One would hope some of the stories one hears are not true. We recently gave a lift to a woman who was carrying a heavy bag. As I shared with her, she went on to tell my wife and I that on the farm they stay they had not been paid for the last three months. We then asked her why she was then carrying a heavy sack full of groceries. She told us that with her husband they did piece-work on an adjacent farm where they were paid some money to survive on.

A short distance along the way we picked up a pregnant woman carrying a baby. As if what we had been told was not enough, she went on to repeat the same story, that her husband had not been paid for the last three months too.

When we asked the reason, they all said the owner just said, “zvinhu zvakaoma”, (things are difficult). But they went on to say the owner of the farm went to South Africa recently and bought himself a new car.

They have been brought up on farms and they agreed that during the olden days they did not get much but at least they were paid their dues on time. The saddest thing is that when they are finally given money the owner does not pay them for the past unpaid months. This has happened on several occasions. Those who complain are fired.
As we continued with the journey we passed through another farm and our two friends had nothing but praises for the owner of this farm. He paid his workers regularly and they agreed that he was a very kind man. They lamented that he was only one among so many in that area.

When we asked them why people continued to stay on farms yet they were not paid, they responded by saying two things. One, they looked for work elsewhere to make ends meet. The second reason was that they just wanted accommodation and a number would just resort to stealing from the farmer. “Because they do not pay us those who are not afraid among us just steal from the farmer and they survive that way,” responded one woman.

Rev Dr Levee Kadenge

REGARDLESS of the fact that I am a lamb that is shepherded by the good Dr Rev Levee Kadenge I feel it is time you gave him an article slot in your paper.

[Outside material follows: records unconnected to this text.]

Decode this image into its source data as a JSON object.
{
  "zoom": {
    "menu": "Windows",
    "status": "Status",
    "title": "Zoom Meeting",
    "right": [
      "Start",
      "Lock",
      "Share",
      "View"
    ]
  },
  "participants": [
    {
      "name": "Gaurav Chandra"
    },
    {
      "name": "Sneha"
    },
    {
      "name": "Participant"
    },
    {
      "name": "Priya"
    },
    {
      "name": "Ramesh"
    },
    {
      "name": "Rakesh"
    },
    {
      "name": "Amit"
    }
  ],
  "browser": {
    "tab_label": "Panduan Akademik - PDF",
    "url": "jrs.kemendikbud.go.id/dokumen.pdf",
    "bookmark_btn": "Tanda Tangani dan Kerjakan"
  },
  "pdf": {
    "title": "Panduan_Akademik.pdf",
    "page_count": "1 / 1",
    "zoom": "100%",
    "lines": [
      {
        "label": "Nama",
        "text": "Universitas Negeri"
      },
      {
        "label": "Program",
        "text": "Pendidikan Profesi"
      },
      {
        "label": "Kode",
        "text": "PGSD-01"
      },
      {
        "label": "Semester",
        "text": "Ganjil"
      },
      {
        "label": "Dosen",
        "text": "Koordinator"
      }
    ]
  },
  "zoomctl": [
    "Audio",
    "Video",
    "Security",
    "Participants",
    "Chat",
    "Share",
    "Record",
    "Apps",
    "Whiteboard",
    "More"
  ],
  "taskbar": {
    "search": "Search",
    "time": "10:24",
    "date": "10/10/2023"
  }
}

I did not study journalism and neither did he (I think) but from a social perspective I enjoy his flexibility and wide range of subjects, which is not dampened by the fact that he is a man of the cloth.

By Impressed